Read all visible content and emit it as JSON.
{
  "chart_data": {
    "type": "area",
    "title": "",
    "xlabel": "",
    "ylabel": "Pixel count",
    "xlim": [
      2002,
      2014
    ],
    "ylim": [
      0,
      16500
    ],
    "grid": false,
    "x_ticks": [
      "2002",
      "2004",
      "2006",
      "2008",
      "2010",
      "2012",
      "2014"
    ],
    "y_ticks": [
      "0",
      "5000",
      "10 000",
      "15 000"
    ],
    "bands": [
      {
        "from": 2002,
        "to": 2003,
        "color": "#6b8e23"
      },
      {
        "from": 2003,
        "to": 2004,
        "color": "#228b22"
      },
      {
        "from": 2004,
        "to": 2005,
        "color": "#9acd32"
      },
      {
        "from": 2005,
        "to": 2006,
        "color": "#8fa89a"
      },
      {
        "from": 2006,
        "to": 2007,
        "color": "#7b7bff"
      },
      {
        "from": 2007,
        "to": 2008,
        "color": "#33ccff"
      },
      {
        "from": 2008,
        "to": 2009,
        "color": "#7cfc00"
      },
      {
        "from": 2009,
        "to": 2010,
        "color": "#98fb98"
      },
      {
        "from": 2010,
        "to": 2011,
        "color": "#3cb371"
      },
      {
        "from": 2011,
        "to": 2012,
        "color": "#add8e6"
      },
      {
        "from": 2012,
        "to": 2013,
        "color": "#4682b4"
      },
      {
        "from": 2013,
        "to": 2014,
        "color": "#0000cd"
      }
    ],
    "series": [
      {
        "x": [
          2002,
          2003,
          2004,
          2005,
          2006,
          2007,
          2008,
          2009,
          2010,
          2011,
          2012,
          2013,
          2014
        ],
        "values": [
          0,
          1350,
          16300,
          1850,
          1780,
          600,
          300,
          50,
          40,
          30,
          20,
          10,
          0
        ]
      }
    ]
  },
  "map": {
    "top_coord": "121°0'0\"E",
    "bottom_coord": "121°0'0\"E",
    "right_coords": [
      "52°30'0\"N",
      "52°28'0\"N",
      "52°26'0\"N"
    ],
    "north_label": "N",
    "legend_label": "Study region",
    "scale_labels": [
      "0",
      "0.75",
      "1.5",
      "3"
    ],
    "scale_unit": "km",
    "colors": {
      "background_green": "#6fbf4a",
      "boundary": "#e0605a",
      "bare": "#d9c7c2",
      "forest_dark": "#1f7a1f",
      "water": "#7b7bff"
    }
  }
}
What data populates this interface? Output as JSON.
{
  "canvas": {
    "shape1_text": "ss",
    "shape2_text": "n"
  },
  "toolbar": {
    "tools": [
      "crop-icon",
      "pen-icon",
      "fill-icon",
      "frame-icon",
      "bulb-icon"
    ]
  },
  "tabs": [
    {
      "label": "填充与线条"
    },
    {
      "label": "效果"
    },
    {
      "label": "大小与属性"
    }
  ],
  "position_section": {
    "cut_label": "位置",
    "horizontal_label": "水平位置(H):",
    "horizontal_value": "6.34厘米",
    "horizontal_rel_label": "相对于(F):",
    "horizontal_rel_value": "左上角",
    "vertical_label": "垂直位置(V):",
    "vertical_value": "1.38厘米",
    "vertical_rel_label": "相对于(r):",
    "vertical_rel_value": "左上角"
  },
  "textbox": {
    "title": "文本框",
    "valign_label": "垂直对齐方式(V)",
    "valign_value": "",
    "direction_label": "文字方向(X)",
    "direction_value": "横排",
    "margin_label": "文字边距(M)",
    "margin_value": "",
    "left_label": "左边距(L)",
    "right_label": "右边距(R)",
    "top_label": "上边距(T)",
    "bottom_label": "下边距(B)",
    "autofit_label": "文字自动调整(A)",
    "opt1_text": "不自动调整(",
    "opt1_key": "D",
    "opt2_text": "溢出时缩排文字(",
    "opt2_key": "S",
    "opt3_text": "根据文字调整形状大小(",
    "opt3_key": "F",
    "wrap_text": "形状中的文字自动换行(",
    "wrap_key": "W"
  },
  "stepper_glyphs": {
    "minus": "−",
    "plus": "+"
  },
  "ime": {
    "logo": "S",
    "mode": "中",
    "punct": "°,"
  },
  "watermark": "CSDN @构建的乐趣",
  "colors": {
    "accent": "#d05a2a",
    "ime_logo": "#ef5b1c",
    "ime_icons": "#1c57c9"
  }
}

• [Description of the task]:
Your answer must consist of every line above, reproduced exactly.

• [Expected output]:
Read all visible content and emit it as JSON.
{
  "chart_data": {
    "type": "area",
    "title": "",
    "xlabel": "",
    "ylabel": "Pixel count",
    "xlim": [
      2002,
      2014
    ],
    "ylim": [
      0,
      16500
    ],
    "grid": false,
    "x_ticks": [
      "2002",
      "2004",
      "2006",
      "2008",
      "2010",
      "2012",
      "2014"
    ],
    "y_ticks": [
      "0",
      "5000",
      "10 000",
      "15 000"
    ],
    "bands": [
      {
        "from": 2002,
        "to": 2003,
        "color": "#6b8e23"
      },
      {
        "from": 2003,
        "to": 2004,
        "color": "#228b22"
      },
      {
        "from": 2004,
        "to": 2005,
        "color": "#9acd32"
      },
      {
        "from": 2005,
        "to": 2006,
        "color": "#8fa89a"
      },
      {
        "from": 2006,
        "to": 2007,
        "color": "#7b7bff"
      },
      {
        "from": 2007,
        "to": 2008,
        "color": "#33ccff"
      },
      {
        "from": 2008,
        "to": 2009,
        "color": "#7cfc00"
      },
      {
        "from": 2009,
        "to": 2010,
        "color": "#98fb98"
      },
      {
        "from": 2010,
        "to": 2011,
        "color": "#3cb371"
      },
      {
        "from": 2011,
        "to": 2012,
        "color": "#add8e6"
      },
      {
        "from": 2012,
        "to": 2013,
        "color": "#4682b4"
      },
      {
        "from": 2013,
        "to": 2014,
        "color": "#0000cd"
      }
    ],
    "series": [
      {
        "x": [
          2002,
          2003,
          2004,
          2005,
          2006,
          2007,
          2008,
          2009,
          2010,
          2011,
          2012,
          2013,
          2014
        ],
        "values": [
          0,
          1350,
          16300,
          1850,
          1780,
          600,
          300,
          50,
          40,
          30,
          20,
          10,
          0
        ]
      }
    ]
  },
  "map": {
    "top_coord": "121°0'0\"E",
    "bottom_coord": "121°0'0\"E",
    "right_coords": [
      "52°30'0\"N",
      "52°28'0\"N",
      "52°26'0\"N"
    ],
    "north_label": "N",
    "legend_label": "Study region",
    "scale_labels": [
      "0",
      "0.75",
      "1.5",
      "3"
    ],
    "scale_unit": "km",
    "colors": {
      "background_green": "#6fbf4a",
      "boundary": "#e0605a",
      "bare": "#d9c7c2",
      "forest_dark": "#1f7a1f",
      "water": "#7b7bff"
    }
  }
}
What data populates this interface? Output as JSON.
{
  "canvas": {
    "shape1_text": "ss",
    "shape2_text": "n"
  },
  "toolbar": {
    "tools": [
      "crop-icon",
      "pen-icon",
      "fill-icon",
      "frame-icon",
      "bulb-icon"
    ]
  },
  "tabs": [
    {
      "label": "填充与线条"
    },
    {
      "label": "效果"
    },
    {
      "label": "大小与属性"
    }
  ],
  "position_section": {
    "cut_label": "位置",
    "horizontal_label": "水平位置(H):",
    "horizontal_value": "6.34厘米",
    "horizontal_rel_label": "相对于(F):",
    "horizontal_rel_value": "左上角",
    "vertical_label": "垂直位置(V):",
    "vertical_value": "1.38厘米",
    "vertical_rel_label": "相对于(r):",
    "vertical_rel_value": "左上角"
  },
  "textbox": {
    "title": "文本框",
    "valign_label": "垂直对齐方式(V)",
    "valign_value": "",
    "direction_label": "文字方向(X)",
    "direction_value": "横排",
    "margin_label": "文字边距(M)",
    "margin_value": "",
    "left_label": "左边距(L)",
    "right_label": "右边距(R)",
    "top_label": "上边距(T)",
    "bottom_label": "下边距(B)",
    "autofit_label": "文字自动调整(A)",
    "opt1_text": "不自动调整(",
    "opt1_key": "D",
    "opt2_text": "溢出时缩排文字(",
    "opt2_key": "S",
    "opt3_text": "根据文字调整形状大小(",
    "opt3_key": "F",
    "wrap_text": "形状中的文字自动换行(",
    "wrap_key": "W"
  },
  "stepper_glyphs": {
    "minus": "−",
    "plus": "+"
  },
  "ime": {
    "logo": "S",
    "mode": "中",
    "punct": "°,"
  },
  "watermark": "CSDN @构建的乐趣",
  "colors": {
    "accent": "#d05a2a",
    "ime_logo": "#ef5b1c",
    "ime_icons": "#1c57c9"
  }
}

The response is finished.